There are two other T3Es from phytopathogenic bacteria which suppress immunity and interfere with plant protein secretion: (1) HopM1 from P. syringae, which is targeted to Arabidopsis endomembranes, suppresses PTI and contributes to disease symptoms and bacterial growth in planta (DebRoy et al., 2004; Nomura et al., 2006). HopM1 mediates the UPS-dependent degradation of a key component of the plant vesicle trafficking system (Nomura et al., 2006). (2) XopJ from Xcv has been proposed to localize, at least in part, to the Golgi apparatus (Bartetzko et al., 2009). However, the respective analyses were performed in N. benthamiana, where XopJ induces necrosis at 3–4 dpi (Thieme et al., 2007), raising the possibility that the occasional localization in punctate structures might be caused by morphological changes induced by ongoing cell death. Nevertheless, XopJ inhibits secGFP secretion and suppresses PTI (Bartetzko et al., 2009). In contrast with XopB, however, HopM1 and XopJ do not appear to affect ETI.

The next challenge is the identification of plant targets, especially of XopB. The putative XopB target appears to be conserved in different plant families as the effector has a virulence activity in pepper, the natural host plant of Xcv, and also in the nonhost Brassicaceae A. thaliana, as demonstrated by our protoplast assays. That XopB homologs are found in a wide range of plant-pathogenic bacteria (Table 1), infecting various host plants, supports this hypothesis. Interestingly, a recent study has shown that XopB inhibits yeast growth (Salomon et al., 2011). The application of caffeine, which induces cell wall stress, strongly increases the negative effect of XopB on yeast (Salomon et al., 2011). In the light of our results and the fact that vesicle transport is important for yeast cell wall assembly, for example, during budding (Smits et al., 2001), we believe that XopB targets a conserved component of eukaryotic vesicle trafficking.

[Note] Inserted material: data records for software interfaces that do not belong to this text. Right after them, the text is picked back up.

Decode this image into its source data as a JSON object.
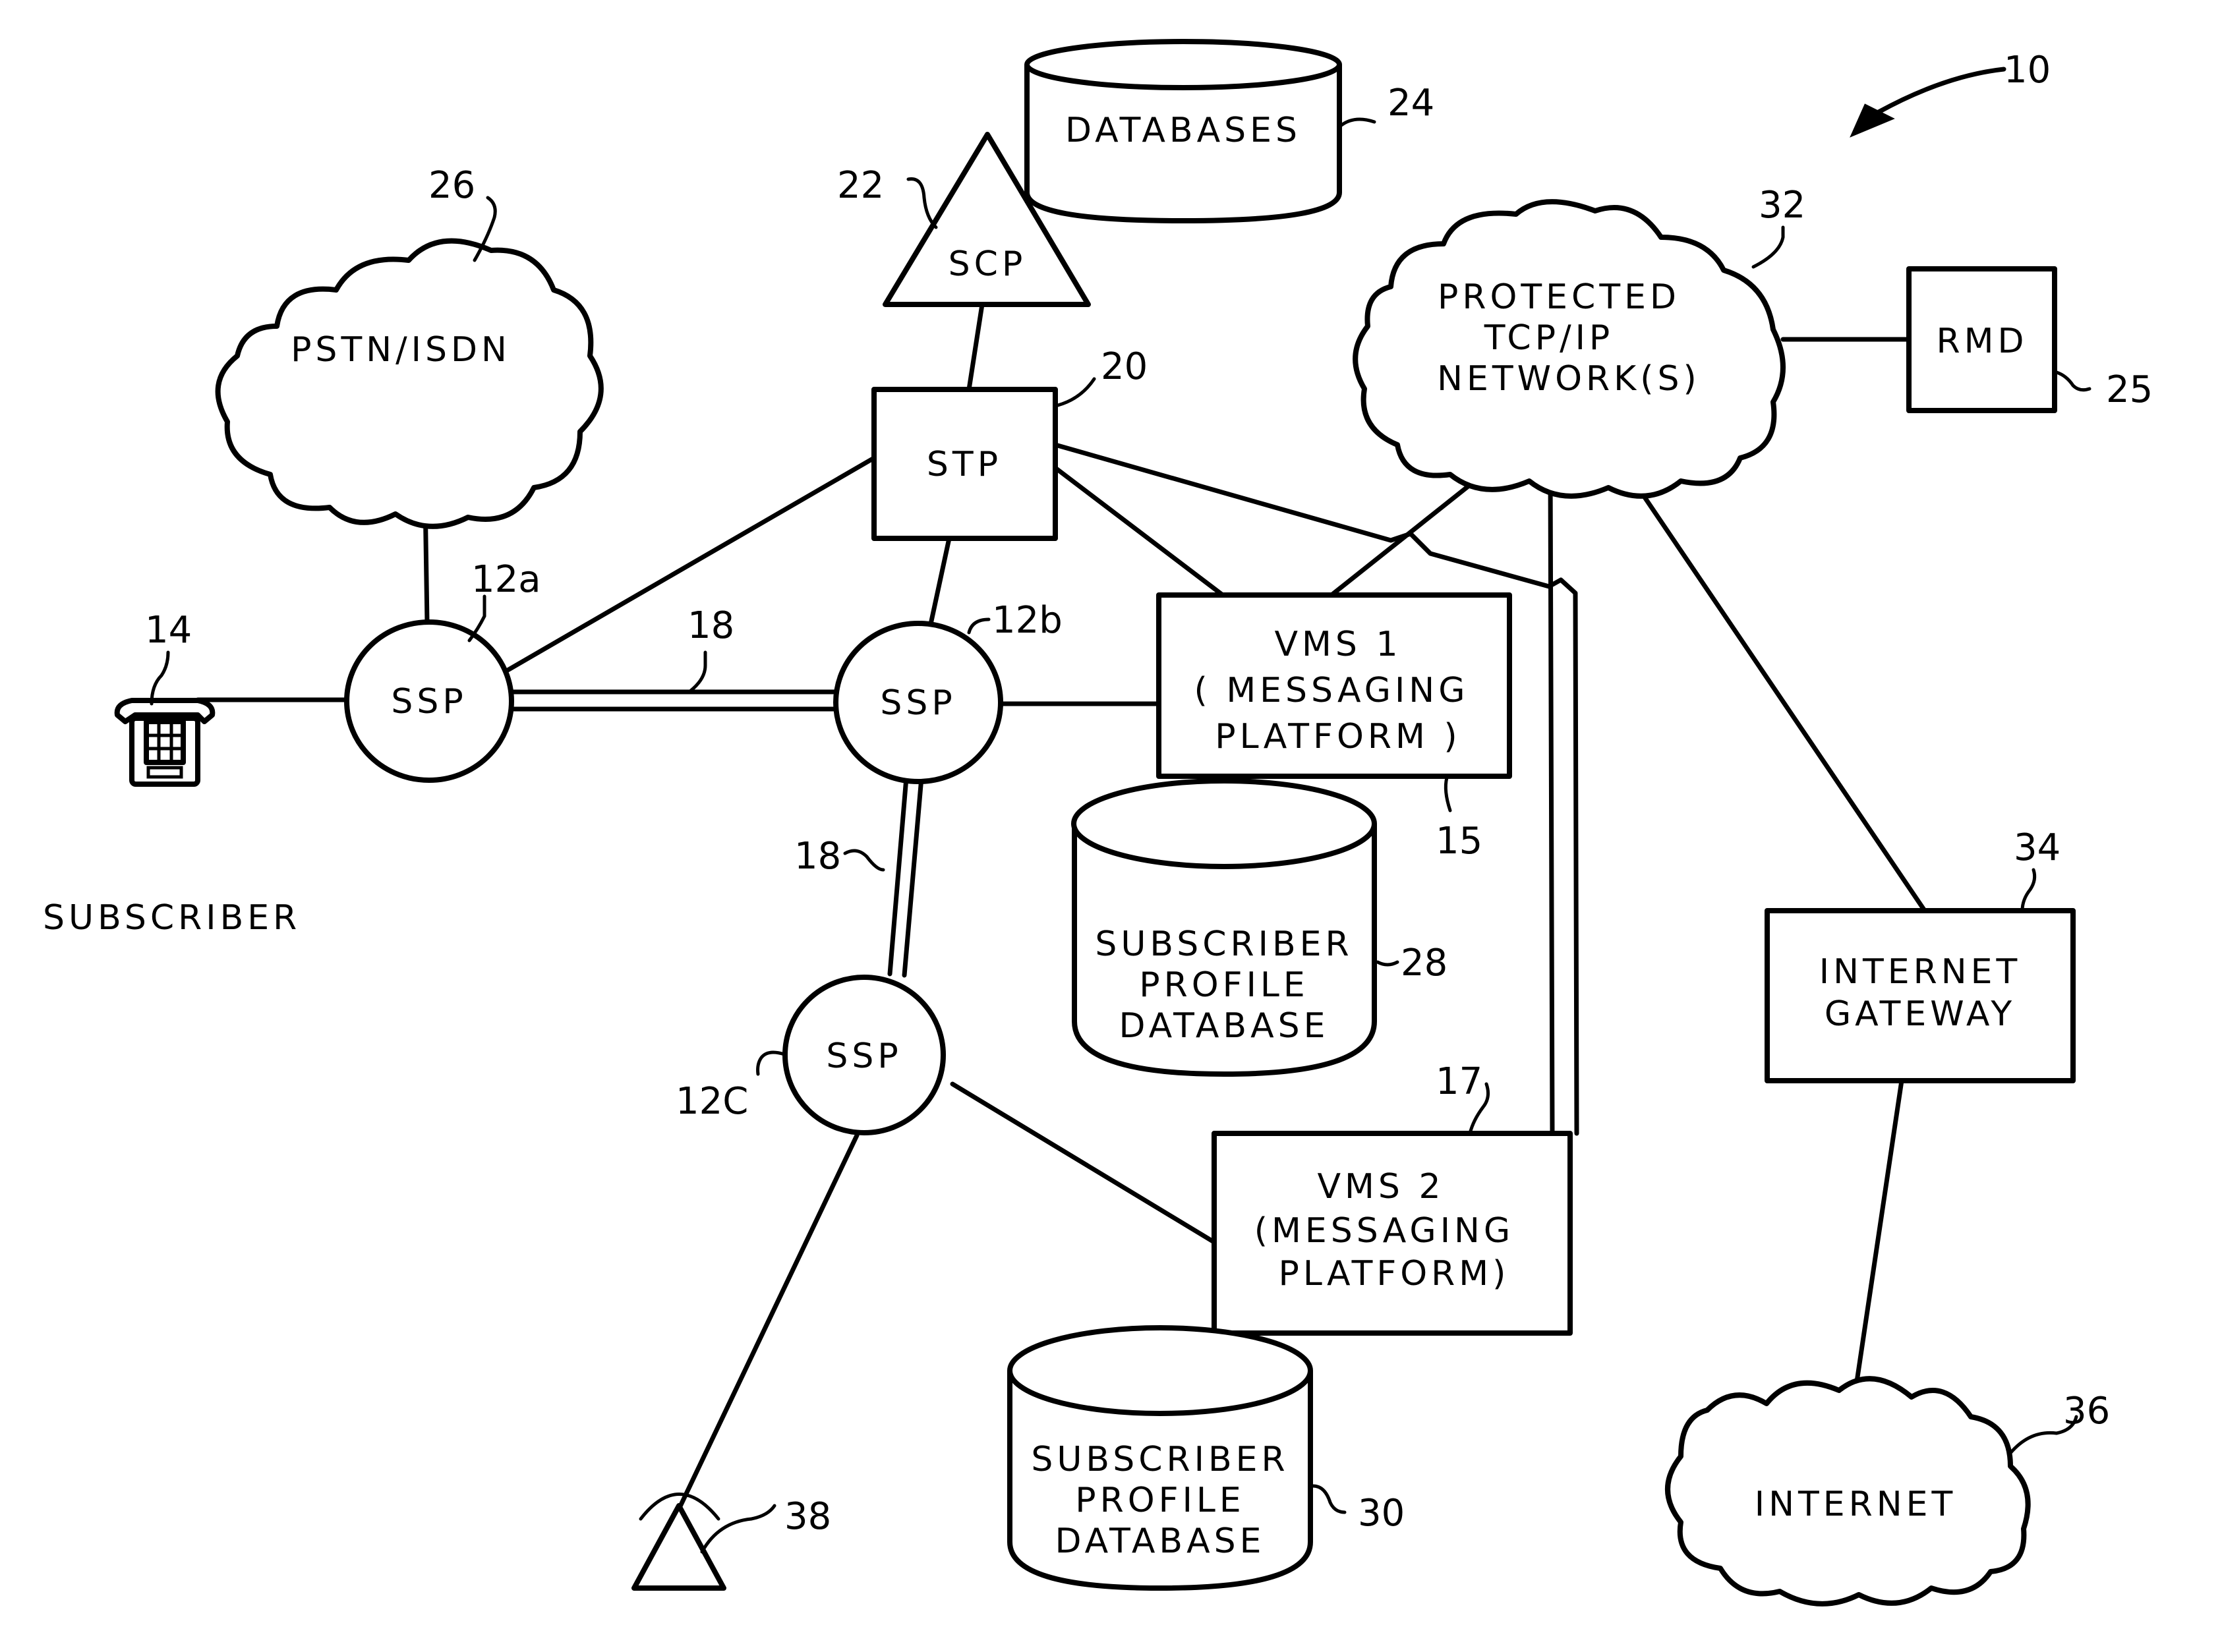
{
  "figure": {
    "ref": "10",
    "subscriber_label": "SUBSCRIBER"
  },
  "nodes": {
    "databases": {
      "label": "DATABASES",
      "ref": "24"
    },
    "scp": {
      "label": "SCP",
      "ref": "22"
    },
    "stp": {
      "label": "STP",
      "ref": "20"
    },
    "pstn": {
      "label": "PSTN/ISDN",
      "ref": "26"
    },
    "ssp_a": {
      "label": "SSP",
      "ref": "12a"
    },
    "ssp_b": {
      "label": "SSP",
      "ref": "12b"
    },
    "ssp_c": {
      "label": "SSP",
      "ref": "12C"
    },
    "phone": {
      "ref": "14"
    },
    "trunk_ab": {
      "ref": "18"
    },
    "trunk_bc": {
      "ref": "18"
    },
    "vms1": {
      "lines": [
        "VMS 1",
        "( MESSAGING",
        "PLATFORM )"
      ],
      "ref": "15"
    },
    "spdb1": {
      "lines": [
        "SUBSCRIBER",
        "PROFILE",
        "DATABASE"
      ],
      "ref": "28"
    },
    "vms2": {
      "lines": [
        "VMS 2",
        "(MESSAGING",
        "PLATFORM)"
      ],
      "ref": "17"
    },
    "spdb2": {
      "lines": [
        "SUBSCRIBER",
        "PROFILE",
        "DATABASE"
      ],
      "ref": "30"
    },
    "tcpip": {
      "lines": [
        "PROTECTED",
        "TCP/IP",
        "NETWORK(S)"
      ],
      "ref": "32"
    },
    "rmd": {
      "label": "RMD",
      "ref": "25"
    },
    "gateway": {
      "lines": [
        "INTERNET",
        "GATEWAY"
      ],
      "ref": "34"
    },
    "internet": {
      "label": "INTERNET",
      "ref": "36"
    },
    "antenna": {
      "ref": "38"
    }
  }
}
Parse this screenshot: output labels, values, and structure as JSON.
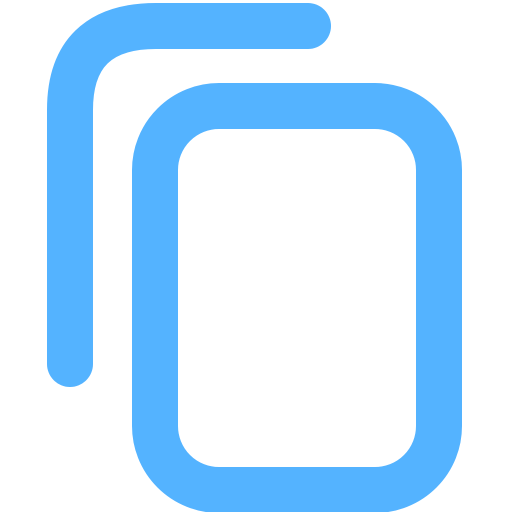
{
  "icon": {
    "name": "copy-icon",
    "color": "#54B3FF",
    "background": "#FFFFFF"
  }
}
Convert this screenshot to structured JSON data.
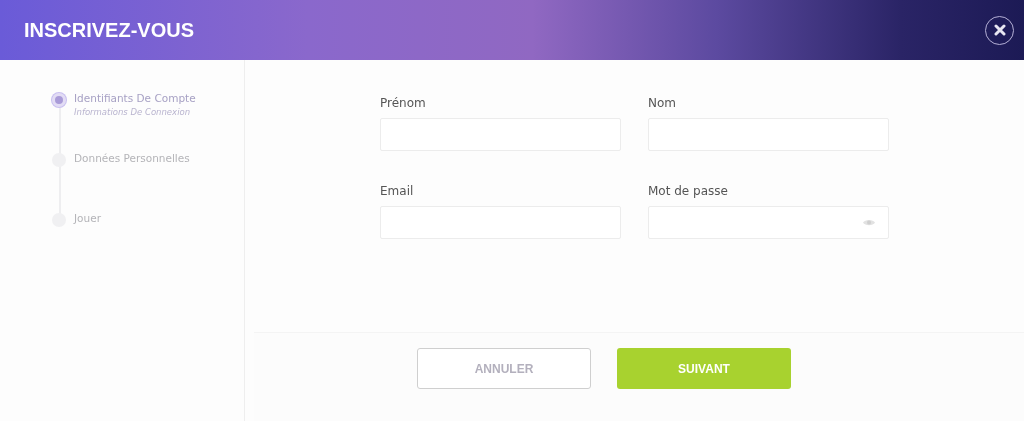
{
  "window": {
    "title": "INSCRIVEZ-VOUS"
  },
  "steps": [
    {
      "label": "Identifiants De Compte",
      "subtitle": "Informations De Connexion",
      "selected": true
    },
    {
      "label": "Données Personnelles",
      "selected": false
    },
    {
      "label": "Jouer",
      "selected": false
    }
  ],
  "fields": [
    {
      "label": "Prénom",
      "kind": "text"
    },
    {
      "label": "Nom",
      "kind": "text"
    },
    {
      "label": "Email",
      "kind": "text"
    },
    {
      "label": "Mot de passe",
      "kind": "password"
    }
  ],
  "buttons": [
    {
      "label": "ANNULER",
      "kind": "secondary"
    },
    {
      "label": "SUIVANT",
      "kind": "primary"
    }
  ]
}
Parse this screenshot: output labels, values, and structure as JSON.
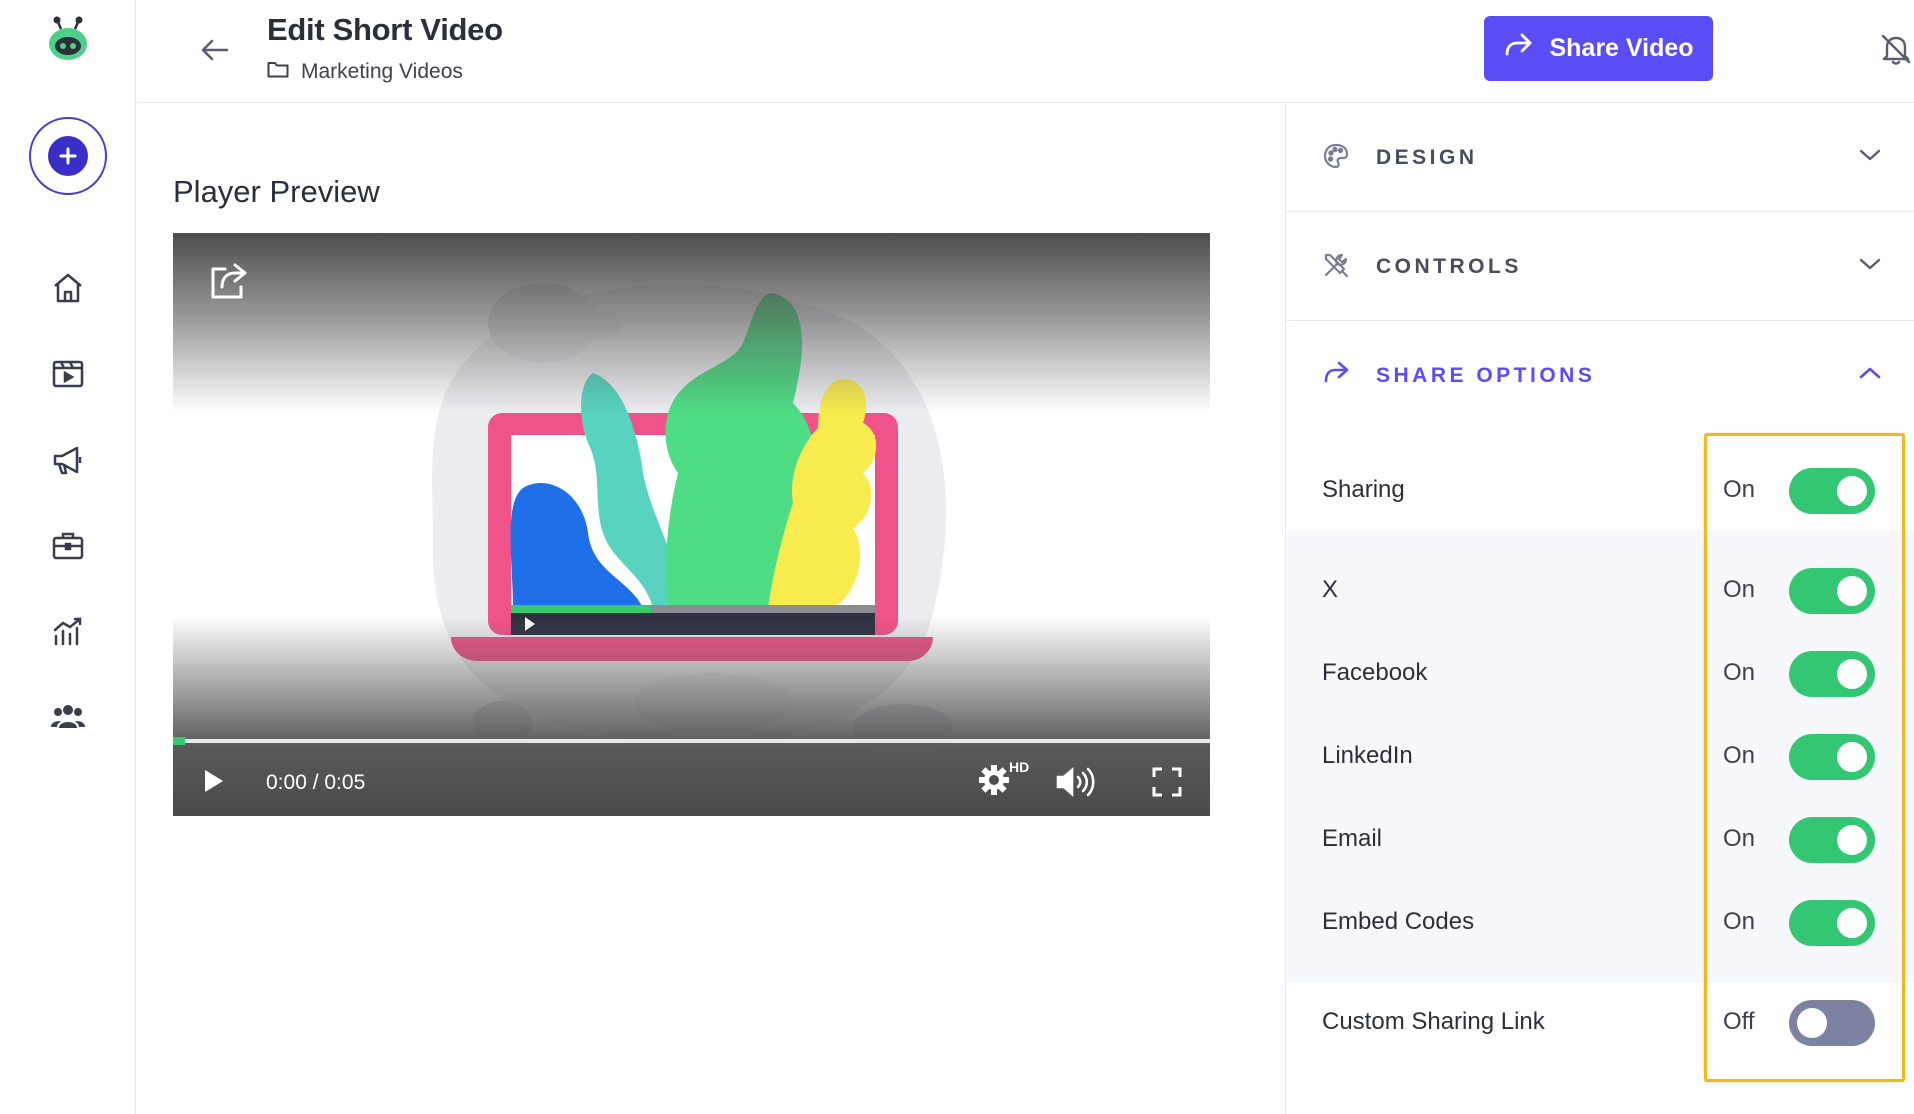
{
  "header": {
    "title": "Edit Short Video",
    "breadcrumb": "Marketing Videos",
    "share_button": "Share Video"
  },
  "main": {
    "preview_title": "Player Preview",
    "player": {
      "time": "0:00 / 0:05",
      "quality_badge": "HD",
      "progress_fraction": 0.01
    }
  },
  "panel": {
    "sections": [
      {
        "label": "DESIGN",
        "icon": "palette-icon",
        "expanded": false
      },
      {
        "label": "CONTROLS",
        "icon": "tools-icon",
        "expanded": false
      },
      {
        "label": "SHARE OPTIONS",
        "icon": "share-arrow-icon",
        "expanded": true
      }
    ],
    "share_options": [
      {
        "label": "Sharing",
        "state": "On",
        "on": true
      },
      {
        "label": "X",
        "state": "On",
        "on": true
      },
      {
        "label": "Facebook",
        "state": "On",
        "on": true
      },
      {
        "label": "LinkedIn",
        "state": "On",
        "on": true
      },
      {
        "label": "Email",
        "state": "On",
        "on": true
      },
      {
        "label": "Embed Codes",
        "state": "On",
        "on": true
      },
      {
        "label": "Custom Sharing Link",
        "state": "Off",
        "on": false
      }
    ]
  },
  "colors": {
    "accent": "#5b4cf5",
    "toggle_on": "#33c773",
    "toggle_off": "#7d82a3",
    "highlight": "#f2b821"
  }
}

We thank A. Urban, B. Rosinsky, C. Kretschmer, M. Jordan, S. Jahn and N. Bauer for excellent technical assistance. We are grateful to C. Lorenz and H. Berndt for providing unpublished material. This work was funded by grants from the Deutsche Forschungsgemeinschaft to U.B., D.B., J.L. and D.S. (SFB 648 ‘Molekulare Mechanismen der Informationsverarbeitung in Pflanzen’) and from the Bundesministerium für Bildung und Forschung to J.L. and D.S. (‘tools, targets & therapeutics – ProNet-T3’).